A: Feminist horror is borne from the experience of femmes and/or the female-bodied. Often our first encounter with real-life horror involves subtle interactions with imposed gender norms, or not-so-subtle acts of violence such as bullying, assault, and rape. In this sense, we don’t create feminist horror, it imposes itself upon us. In a time of renewed fascism, where the right to abortion access is disappearing before our eyes, where rates of domestic violence have soared during the pandemic, as the Earth continues to heat up, causing death and destruction, there is a renewed interest in finding ourselves in the stories that employ speculative and horror elements to address real-life occurrences. Fiction often expresses the unspeakable and, in this case, feminist horror explores the monstrous nature of misogyny in all its forms.
Q: Your novel The Gold Persimmon has just debuted, to rave reviews, and is unlike any other work out there.

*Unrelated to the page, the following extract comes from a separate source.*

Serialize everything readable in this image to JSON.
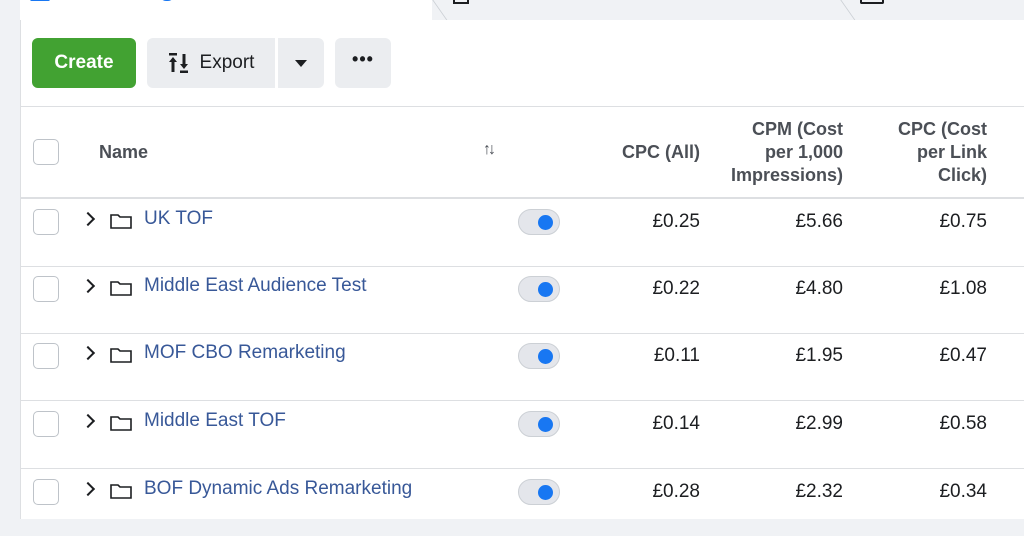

Helen Phillips said “The Gold Persimmon is a place where grief, sex, and mystery mingle,” and the novel has been called “dark,” “experimental,” “queer,” “feminist,” “horror,” “eerie,” “atmospheric,” and more. How did you conceptualize this? Did you consider its classification as the story developed, or did you leave all of that to sort itself out later?
A: I spent many years writing and re-writing The Gold Persimmon, but the only classification I applied to it was fiction. Of course I knew it was a queer book, but I didn’t realize others would see it as experimental, or even feminist horror, until it started to reach a wider audience outside of my editors and former agent. I think I wrote it the only way I could, in the only way that made sense to me. It turns out what I wrote is shocking to some, and deeply unsettling not only in content, but form as well. Readers find the shift from Part I to Part II to be jarring. They find themselves lost at times. To me, this contributes to its effect as a work of horror. I also believe that every reader’s experience of the text is valuable and interesting, regardless of whether or not they pick up on the connection between the two narratives the book contains.
Q: In addition to being an author, you are also a mixologist and a workshop leader. How do these different parts of your life fit together?
A: I like to say I have two passions in life: books and booze. Mixology provides an outlet for bringing the two together, as I continue building a library of booktails: cocktails and mocktails inspired by books of all kinds. This work actually involves so many more passions, however, like photography, sculpture, and playing with food. I’ve got white chocolate skulls and marzipan teeth lying around, not to mention all the pounds of sugar I’ve dyed and scattered about. What I read is now largely dictated by what drinks I want to make, or by the authors who commission me to booktail-ize their work. As a result, I’ve gotten the chance to expand the scope of my reading and delve into genres I’d never explored deeply, like romance and sci-fi. It is an expensive project, though, both in terms of time and materials.
[To find out more about Lindsay’s booktails, including personalized potions, Ostara cards, recipe packages, and book + recipe bundles, go to her website.]
Q: What are you working on right now? Why are you excited about it (or them)?
A: I’m slowly building a proposal for a book of booktails. My next novel is also currently out with beta readers. It’s about a magical midwestern queer bar, a locus for the riotous convergence of witches and goddesses. Though I pull from several mythologies, Sumerian myth looms largest, with the goddess Inanna taking center stage. Fun fact: the earliest recorded poetry was composed by Enheduanna, a Sumerian high priestess of Inanna. Born around 2300 B.C.E., Enheduanna was the high priestess of the most important temple in Ur, a city in the south of Sumer that embodied the culture of the time. She lived eleven hundred years before Homer–around five hundred before Abraham–and wrote her poetry about three hundred years after the cuneiform vocabulary had just developed to a point where poetic phrase was even possible.
My next-next novel was inspired by Sami ancestor worship and the belief in an afterlife that is right under our feet, our steps mirrored toe-for-toe by those who came before. It’s the story of a lesbian marriage and it’s kind of like a combination of Outlander and Being John Malkovich.